------ Supplied material ------

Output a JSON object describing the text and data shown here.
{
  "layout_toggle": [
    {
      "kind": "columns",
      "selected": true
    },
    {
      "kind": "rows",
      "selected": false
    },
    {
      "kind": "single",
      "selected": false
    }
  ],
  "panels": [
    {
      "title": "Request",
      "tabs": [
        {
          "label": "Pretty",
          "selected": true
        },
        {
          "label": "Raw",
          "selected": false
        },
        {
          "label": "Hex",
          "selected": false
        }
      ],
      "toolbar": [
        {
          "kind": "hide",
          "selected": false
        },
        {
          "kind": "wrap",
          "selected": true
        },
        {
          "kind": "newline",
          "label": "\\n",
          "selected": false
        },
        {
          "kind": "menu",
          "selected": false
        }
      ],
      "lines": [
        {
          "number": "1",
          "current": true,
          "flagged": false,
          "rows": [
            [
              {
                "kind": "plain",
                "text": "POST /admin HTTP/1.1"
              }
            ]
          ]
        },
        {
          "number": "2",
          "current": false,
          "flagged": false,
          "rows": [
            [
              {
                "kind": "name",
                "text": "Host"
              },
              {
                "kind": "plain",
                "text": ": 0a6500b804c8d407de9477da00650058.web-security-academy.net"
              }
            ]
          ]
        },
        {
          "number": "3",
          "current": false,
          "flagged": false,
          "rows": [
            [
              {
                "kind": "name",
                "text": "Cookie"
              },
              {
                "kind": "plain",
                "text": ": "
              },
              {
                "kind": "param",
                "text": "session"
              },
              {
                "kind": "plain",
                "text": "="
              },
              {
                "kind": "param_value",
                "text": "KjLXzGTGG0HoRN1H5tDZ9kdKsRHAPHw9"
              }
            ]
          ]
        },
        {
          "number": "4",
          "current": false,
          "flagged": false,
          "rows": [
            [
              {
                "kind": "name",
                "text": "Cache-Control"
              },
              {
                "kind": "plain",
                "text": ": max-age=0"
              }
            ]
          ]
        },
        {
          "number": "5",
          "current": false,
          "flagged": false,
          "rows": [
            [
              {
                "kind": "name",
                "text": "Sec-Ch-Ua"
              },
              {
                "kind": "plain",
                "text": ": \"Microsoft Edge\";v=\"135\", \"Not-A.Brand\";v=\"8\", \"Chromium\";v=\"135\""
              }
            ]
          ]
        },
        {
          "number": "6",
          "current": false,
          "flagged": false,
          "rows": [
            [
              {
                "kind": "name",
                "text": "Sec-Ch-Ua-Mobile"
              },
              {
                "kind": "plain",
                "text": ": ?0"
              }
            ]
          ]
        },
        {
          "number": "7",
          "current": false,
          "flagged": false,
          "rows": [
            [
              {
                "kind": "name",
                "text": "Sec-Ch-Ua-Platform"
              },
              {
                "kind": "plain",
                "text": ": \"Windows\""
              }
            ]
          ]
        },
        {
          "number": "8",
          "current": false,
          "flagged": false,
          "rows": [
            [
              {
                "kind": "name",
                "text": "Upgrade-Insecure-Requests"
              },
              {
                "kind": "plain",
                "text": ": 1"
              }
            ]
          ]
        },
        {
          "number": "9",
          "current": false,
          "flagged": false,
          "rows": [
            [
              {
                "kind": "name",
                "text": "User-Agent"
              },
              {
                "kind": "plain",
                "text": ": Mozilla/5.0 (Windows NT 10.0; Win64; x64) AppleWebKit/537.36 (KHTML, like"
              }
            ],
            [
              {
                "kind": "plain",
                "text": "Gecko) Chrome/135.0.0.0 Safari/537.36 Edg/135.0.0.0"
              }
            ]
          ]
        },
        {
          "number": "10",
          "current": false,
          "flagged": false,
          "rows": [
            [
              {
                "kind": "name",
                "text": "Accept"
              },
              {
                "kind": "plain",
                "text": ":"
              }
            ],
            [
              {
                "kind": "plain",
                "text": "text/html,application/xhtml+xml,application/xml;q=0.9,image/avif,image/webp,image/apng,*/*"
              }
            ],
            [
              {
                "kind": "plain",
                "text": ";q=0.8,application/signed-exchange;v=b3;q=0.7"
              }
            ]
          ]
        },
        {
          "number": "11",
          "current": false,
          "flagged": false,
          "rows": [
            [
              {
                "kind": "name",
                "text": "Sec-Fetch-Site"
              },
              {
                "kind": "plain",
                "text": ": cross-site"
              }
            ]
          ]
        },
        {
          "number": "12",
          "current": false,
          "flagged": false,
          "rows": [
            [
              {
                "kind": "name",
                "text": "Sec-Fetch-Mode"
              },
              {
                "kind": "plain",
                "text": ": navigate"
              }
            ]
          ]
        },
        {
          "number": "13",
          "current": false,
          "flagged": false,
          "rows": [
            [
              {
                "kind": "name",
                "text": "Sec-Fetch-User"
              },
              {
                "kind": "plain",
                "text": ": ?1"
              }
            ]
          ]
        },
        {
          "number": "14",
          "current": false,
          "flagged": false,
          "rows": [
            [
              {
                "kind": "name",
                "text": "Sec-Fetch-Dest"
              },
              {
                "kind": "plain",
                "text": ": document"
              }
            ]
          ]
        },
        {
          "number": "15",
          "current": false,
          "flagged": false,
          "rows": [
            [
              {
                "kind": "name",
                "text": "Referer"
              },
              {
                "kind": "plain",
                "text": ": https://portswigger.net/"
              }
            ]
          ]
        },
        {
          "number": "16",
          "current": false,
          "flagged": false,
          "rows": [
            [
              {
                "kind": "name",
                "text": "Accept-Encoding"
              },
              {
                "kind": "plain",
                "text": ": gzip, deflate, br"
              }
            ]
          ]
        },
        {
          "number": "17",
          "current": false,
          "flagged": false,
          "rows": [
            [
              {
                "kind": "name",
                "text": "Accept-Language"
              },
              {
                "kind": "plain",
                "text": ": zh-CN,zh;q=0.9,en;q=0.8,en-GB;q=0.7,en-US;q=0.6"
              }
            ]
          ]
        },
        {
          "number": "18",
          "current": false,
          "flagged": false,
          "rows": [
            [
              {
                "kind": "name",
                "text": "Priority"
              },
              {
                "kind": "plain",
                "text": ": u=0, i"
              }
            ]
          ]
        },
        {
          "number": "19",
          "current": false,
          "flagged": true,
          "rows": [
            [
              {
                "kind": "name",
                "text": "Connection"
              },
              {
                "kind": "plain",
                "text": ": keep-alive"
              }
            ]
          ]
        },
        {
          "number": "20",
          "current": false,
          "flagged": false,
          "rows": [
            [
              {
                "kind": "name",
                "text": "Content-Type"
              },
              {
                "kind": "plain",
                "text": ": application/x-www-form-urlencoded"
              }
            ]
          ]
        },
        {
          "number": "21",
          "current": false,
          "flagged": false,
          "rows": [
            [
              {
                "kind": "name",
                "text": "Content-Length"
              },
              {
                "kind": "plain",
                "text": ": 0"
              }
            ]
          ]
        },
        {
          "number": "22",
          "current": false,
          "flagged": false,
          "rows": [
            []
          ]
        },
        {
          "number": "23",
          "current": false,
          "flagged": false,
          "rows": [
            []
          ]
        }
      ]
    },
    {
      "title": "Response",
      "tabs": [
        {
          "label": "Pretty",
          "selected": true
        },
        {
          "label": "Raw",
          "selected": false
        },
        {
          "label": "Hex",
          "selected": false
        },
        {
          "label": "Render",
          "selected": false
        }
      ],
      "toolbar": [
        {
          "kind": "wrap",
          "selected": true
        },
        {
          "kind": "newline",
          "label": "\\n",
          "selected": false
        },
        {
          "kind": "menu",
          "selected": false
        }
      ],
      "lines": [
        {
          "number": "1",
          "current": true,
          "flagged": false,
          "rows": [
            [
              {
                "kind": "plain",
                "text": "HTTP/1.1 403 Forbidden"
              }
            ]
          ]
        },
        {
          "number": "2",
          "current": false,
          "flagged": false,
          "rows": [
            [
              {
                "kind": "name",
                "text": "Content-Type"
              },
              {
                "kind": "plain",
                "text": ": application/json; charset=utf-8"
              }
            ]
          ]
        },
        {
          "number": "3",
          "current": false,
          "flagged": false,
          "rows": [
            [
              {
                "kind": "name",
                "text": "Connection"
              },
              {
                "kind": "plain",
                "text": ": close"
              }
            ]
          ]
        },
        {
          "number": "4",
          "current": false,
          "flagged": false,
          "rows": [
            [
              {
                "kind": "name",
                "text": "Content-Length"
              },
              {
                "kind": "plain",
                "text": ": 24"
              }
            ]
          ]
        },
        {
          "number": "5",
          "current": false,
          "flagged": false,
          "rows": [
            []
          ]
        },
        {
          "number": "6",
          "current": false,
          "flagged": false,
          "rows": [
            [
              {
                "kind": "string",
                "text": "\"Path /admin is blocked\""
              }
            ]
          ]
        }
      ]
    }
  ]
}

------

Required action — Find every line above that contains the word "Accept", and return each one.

Response —
                "text": "Accept"
                "text": "Accept-Encoding"
                "text": "Accept-Language"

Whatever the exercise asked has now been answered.